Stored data
• • • •

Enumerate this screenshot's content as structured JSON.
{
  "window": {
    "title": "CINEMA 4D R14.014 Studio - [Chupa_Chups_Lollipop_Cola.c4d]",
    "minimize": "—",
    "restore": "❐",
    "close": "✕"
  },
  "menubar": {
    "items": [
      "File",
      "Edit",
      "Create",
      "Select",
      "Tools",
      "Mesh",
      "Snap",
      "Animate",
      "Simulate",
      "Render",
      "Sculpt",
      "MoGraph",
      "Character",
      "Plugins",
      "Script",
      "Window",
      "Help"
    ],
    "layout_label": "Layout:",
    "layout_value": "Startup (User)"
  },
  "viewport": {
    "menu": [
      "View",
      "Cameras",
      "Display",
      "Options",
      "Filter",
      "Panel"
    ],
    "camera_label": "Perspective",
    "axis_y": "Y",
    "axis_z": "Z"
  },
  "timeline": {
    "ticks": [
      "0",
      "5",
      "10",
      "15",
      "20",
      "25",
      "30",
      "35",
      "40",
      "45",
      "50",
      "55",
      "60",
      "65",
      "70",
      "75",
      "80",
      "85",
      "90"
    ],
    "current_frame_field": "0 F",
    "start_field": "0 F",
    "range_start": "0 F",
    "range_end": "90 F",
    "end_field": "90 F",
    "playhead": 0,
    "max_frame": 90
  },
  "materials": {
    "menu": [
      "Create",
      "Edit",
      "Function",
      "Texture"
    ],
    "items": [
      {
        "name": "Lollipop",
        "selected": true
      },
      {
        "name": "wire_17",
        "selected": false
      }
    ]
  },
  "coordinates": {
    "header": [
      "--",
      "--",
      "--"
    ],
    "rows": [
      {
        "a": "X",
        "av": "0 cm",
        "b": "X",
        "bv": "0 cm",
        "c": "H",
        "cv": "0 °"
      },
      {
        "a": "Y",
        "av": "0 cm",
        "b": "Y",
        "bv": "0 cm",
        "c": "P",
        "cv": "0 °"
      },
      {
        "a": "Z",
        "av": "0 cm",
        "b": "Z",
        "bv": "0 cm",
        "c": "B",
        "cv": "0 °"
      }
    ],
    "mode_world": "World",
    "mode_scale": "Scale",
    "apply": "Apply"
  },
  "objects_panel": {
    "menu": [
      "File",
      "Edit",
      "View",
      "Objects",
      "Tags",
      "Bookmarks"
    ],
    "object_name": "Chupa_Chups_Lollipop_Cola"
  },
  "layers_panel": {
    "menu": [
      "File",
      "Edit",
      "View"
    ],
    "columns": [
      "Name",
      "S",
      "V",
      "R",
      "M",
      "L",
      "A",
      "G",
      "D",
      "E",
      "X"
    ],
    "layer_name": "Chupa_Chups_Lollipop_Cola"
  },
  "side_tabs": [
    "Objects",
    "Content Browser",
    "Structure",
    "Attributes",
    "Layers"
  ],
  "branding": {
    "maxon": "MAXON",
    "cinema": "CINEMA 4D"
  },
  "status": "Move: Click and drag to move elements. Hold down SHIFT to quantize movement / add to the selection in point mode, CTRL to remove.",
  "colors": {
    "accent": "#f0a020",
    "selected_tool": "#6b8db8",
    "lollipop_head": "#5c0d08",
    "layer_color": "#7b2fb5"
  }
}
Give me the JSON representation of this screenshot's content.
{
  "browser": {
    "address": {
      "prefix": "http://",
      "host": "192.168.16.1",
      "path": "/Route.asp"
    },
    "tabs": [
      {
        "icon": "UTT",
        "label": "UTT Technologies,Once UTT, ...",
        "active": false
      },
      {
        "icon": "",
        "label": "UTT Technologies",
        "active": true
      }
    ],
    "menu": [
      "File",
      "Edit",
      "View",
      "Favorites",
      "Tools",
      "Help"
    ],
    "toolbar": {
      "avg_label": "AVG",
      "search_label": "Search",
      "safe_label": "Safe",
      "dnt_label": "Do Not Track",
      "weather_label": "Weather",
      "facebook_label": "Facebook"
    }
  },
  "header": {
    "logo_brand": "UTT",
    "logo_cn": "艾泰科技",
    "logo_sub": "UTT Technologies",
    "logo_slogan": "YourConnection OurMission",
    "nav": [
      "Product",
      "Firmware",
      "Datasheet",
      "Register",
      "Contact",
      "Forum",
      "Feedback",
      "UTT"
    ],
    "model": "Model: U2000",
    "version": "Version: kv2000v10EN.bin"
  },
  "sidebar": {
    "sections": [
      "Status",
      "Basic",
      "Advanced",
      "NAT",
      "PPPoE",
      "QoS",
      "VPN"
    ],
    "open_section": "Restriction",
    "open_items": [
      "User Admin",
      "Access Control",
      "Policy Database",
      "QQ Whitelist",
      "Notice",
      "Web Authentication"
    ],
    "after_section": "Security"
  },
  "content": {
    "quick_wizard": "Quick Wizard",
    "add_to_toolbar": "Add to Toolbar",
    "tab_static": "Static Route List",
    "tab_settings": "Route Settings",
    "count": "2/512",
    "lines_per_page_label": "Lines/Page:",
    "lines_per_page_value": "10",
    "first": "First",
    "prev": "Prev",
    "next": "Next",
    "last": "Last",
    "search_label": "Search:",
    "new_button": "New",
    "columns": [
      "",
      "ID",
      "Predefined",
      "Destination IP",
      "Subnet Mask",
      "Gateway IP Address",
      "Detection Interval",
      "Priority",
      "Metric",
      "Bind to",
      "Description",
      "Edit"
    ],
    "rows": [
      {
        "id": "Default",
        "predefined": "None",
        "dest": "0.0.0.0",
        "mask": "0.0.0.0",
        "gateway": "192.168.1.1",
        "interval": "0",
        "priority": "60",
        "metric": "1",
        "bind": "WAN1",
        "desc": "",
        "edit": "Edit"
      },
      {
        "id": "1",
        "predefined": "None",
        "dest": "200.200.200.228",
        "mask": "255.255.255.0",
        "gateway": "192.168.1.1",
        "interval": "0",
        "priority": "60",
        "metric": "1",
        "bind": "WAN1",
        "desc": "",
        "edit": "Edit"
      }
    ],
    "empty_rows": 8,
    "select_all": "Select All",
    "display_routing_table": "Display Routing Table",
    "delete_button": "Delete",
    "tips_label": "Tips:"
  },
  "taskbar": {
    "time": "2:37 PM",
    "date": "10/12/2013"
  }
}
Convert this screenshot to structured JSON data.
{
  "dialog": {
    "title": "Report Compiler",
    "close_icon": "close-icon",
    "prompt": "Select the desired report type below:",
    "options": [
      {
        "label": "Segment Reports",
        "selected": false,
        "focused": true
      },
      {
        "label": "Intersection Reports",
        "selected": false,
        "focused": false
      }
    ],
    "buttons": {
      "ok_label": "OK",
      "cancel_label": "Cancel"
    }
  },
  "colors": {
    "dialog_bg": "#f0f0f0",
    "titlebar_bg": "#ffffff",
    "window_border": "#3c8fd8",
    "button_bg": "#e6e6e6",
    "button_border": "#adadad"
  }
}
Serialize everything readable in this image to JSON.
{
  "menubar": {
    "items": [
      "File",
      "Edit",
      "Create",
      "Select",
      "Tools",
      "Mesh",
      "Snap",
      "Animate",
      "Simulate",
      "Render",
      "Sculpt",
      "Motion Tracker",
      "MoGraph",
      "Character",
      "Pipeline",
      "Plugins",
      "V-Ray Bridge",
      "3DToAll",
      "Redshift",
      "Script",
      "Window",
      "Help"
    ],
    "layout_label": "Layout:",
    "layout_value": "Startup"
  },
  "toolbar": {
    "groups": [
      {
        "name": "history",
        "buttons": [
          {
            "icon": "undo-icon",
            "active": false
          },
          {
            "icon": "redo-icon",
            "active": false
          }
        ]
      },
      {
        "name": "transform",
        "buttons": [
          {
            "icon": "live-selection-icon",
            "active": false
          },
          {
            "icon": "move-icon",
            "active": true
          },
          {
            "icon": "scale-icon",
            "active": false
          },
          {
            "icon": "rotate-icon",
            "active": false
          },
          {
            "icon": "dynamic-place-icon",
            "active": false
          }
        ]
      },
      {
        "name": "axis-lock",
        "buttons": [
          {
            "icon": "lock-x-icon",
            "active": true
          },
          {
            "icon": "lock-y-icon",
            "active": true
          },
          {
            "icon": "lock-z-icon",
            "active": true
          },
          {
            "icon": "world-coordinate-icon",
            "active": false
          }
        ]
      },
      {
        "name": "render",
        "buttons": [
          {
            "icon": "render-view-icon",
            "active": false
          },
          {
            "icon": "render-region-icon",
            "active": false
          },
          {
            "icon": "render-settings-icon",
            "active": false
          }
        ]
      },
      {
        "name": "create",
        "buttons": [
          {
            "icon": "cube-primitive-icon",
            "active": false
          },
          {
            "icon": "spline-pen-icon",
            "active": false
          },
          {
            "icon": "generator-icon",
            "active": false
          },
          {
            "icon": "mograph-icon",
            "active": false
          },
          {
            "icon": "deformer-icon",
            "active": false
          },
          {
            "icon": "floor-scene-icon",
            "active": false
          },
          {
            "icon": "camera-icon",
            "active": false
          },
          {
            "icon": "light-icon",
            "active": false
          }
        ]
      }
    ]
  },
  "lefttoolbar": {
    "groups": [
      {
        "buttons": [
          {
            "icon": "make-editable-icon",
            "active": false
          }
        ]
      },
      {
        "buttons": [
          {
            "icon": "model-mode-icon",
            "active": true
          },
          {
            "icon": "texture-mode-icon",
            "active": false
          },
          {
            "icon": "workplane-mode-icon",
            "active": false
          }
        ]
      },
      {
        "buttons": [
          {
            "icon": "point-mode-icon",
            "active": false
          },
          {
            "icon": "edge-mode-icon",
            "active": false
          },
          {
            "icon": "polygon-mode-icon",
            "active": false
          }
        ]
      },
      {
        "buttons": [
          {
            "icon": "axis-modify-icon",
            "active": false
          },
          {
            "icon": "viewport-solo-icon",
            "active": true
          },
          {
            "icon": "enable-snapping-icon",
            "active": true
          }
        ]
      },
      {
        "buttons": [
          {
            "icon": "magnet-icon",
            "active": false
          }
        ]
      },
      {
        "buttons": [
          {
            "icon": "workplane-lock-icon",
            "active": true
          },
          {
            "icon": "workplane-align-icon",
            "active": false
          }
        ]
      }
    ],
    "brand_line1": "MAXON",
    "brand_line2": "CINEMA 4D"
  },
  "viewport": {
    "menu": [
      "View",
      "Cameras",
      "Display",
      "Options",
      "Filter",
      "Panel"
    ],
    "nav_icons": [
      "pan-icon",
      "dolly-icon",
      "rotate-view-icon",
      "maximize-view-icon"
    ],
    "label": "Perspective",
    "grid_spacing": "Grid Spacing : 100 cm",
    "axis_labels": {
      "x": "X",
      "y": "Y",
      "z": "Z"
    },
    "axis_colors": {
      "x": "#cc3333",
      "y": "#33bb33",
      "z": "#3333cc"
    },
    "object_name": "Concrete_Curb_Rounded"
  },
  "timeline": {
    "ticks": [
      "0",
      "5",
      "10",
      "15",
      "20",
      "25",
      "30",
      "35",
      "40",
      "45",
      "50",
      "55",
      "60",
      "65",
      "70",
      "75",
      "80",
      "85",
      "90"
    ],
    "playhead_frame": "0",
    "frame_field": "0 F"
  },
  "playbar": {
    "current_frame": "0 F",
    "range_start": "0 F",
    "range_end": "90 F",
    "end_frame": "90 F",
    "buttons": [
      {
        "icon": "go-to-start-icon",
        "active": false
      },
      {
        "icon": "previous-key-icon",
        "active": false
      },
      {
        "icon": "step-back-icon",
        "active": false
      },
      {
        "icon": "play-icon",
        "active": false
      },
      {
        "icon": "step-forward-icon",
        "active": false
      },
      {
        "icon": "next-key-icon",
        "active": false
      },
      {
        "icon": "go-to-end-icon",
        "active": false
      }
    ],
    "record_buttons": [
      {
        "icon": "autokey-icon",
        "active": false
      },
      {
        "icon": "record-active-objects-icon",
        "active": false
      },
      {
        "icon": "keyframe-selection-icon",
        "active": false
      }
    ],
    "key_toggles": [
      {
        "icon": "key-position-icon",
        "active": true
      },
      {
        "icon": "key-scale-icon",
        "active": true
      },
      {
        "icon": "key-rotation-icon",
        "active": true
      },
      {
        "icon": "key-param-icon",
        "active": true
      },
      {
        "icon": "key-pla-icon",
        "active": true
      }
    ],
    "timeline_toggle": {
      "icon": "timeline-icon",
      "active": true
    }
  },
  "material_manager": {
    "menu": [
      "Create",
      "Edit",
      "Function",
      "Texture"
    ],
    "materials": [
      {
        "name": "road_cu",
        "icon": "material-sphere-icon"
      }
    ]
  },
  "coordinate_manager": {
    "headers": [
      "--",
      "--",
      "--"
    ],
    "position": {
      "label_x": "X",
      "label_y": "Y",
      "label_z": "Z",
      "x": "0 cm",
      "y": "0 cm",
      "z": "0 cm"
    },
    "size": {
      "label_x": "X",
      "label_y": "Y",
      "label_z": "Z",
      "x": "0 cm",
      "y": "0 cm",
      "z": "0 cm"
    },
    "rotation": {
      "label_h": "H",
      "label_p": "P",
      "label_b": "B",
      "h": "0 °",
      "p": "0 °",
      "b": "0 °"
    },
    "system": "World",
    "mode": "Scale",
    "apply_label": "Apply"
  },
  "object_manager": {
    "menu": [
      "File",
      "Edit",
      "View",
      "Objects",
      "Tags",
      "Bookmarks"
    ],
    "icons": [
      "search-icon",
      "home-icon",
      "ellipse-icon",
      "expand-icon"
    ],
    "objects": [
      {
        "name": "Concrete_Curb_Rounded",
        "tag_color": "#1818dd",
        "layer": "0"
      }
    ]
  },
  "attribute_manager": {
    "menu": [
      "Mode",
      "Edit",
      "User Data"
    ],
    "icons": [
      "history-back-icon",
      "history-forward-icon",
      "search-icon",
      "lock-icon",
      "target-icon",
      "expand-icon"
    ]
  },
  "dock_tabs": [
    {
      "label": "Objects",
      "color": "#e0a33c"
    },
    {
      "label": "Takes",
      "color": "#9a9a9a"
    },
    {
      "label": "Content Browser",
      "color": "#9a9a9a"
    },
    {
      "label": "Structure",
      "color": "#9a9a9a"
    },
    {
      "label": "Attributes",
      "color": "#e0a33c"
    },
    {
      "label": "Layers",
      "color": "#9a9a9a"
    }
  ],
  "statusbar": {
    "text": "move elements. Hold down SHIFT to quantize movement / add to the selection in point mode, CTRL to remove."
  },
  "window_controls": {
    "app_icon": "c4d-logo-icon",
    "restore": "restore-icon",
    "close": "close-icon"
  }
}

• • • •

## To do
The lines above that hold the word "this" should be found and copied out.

## Result of the exercise
Enumerate this screenshot's content as structured JSON.
Give me the JSON representation of this screenshot's content.
Convert this screenshot to structured JSON data.
Serialize everything readable in this image to JSON.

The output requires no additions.